Thermochemistry can be defined as the change in the heat of the chemical reaction. Here, change in heat can be defined by the equations.

Thermochemistry can follow the law:

  • Change in the heat is directly proportional to how the moles of substance reacts to form the balanced moles of product.

  • Magnitude of change in heat in the reaction is equal to the opposite of the sign of the reverse reaction.

  • The change in heat in the reaction can be defined by Hess's law which states that the change in heat is equal to the resultant reaction to the magnitude of the change in heat of the small reaction involved.

$\text{Resultant} \ \text{reaction} \ = \ \text{Reaction} \ 1 + \text{Reaction} \ 2$

$\Delta \ H_R \ = \Delta H_1 + \Delta H_2$


Difference Between Thermodynamics and Thermochemistry

Both thermodynamics and thermochemistry are the study of heat in the reaction. There are some differences in thermodynamics and thermochemistry because of the purpose. Thermodynamics tells about the rate of the flow of heat whereas thermochemistry can be defined as the type of chemical reaction which happens due to the absorption heat and releasing heat.

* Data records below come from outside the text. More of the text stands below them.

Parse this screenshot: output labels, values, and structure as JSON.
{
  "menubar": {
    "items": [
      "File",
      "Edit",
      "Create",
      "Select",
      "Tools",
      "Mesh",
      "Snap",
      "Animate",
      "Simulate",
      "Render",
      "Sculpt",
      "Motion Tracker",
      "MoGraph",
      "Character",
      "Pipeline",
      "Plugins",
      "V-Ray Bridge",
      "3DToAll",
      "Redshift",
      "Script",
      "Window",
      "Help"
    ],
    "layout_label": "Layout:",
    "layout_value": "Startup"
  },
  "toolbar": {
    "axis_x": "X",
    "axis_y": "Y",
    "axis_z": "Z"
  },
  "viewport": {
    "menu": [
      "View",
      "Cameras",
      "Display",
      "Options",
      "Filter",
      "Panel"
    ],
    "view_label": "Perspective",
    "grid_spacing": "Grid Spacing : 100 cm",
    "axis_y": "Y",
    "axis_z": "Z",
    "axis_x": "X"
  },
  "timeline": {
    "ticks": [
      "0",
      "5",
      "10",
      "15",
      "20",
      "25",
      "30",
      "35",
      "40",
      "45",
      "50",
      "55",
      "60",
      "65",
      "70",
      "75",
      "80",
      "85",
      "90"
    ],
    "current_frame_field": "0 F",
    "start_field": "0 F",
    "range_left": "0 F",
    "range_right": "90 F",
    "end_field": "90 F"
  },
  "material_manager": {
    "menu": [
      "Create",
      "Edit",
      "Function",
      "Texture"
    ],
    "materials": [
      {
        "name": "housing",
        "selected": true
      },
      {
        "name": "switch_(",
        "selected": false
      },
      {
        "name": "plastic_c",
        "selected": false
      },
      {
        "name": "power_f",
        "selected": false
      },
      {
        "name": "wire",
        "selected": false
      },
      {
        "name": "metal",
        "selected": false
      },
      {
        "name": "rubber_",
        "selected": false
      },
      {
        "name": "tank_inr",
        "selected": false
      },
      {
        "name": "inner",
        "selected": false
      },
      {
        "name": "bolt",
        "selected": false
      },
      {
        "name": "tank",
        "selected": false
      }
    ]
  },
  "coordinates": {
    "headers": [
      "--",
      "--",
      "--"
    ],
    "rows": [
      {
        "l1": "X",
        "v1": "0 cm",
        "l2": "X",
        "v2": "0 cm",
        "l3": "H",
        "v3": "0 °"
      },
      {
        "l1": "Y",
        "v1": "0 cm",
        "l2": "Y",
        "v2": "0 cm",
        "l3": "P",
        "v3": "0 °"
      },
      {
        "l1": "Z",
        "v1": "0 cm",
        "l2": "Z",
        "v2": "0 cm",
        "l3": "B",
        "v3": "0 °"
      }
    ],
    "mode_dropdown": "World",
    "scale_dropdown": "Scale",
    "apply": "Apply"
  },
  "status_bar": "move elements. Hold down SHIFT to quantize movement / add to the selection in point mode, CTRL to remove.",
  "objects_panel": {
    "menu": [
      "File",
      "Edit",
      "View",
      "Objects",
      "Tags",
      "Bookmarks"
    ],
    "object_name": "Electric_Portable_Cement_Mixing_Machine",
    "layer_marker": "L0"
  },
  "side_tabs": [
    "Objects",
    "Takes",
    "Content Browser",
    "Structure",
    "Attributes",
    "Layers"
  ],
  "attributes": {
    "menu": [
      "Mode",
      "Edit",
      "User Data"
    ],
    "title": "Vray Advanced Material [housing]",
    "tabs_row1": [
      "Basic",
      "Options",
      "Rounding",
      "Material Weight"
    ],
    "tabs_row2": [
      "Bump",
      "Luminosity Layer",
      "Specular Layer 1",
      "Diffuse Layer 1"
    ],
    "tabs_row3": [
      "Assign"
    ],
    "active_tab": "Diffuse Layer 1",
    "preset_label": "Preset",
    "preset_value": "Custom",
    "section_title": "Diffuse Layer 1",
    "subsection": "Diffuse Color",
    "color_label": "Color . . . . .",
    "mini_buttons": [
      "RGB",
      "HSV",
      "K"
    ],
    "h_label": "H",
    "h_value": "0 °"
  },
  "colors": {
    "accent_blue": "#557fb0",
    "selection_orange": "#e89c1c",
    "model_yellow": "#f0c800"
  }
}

Key Features

  • Chemical reaction can be defined as the reactants react to form products with the help of the initiator or catalysts.

  • Thermodynamics can be defined as the transformation of one energy into the other energy.

  • Thermochemistry is the branch of chemistry which describes the changes occurring in the chemical reaction due to the presence of heat.

  • Exothermic reactions are those reactions which occur when the heat is provided to the reactants whereas the endothermic reactions are those which releases heat energy after the chemical reaction occurs.

  • Hess’s Law states that the change in heat is equal to the resultant reaction to the magnitude of the change in heat of the small reaction involved.

Interesting Facts

  • In cold countries, the thermometer is more filled with alcohol than mercury because alcohol has a lower freezing point than mercury.

  • The only perfect body which is called isolated is our Universe.

  • The energy absorbed and released by any object can be determined by thermochemistry.

Competitive Exams after 12th Science

FAQs on Thermodynamics and Thermochemistry

1. What do you mean by thermodynamics?

The transformation of heat energy into some useful energy to do work. Thermodynamics can be defined by the flow of heat.

2. What do you mean by the exothermic and endothermic reaction? 

Exothermic reactions are those reactions which occur when the heat is provided to the reactants whereas the endothermic reactions are those which release heat energy after the chemical reaction occurs. 

3. What is Hess’s law?

Hess’s law states that the change in heat is equal to the resultant reaction to the magnitude of the change in heat of the small reaction involved.

$Resultant \ reaction \ = \ Reaction \ 1 + Reaction \ 2$

$\Delta \ H_R \ = \Delta H_1 + \Delta H_2$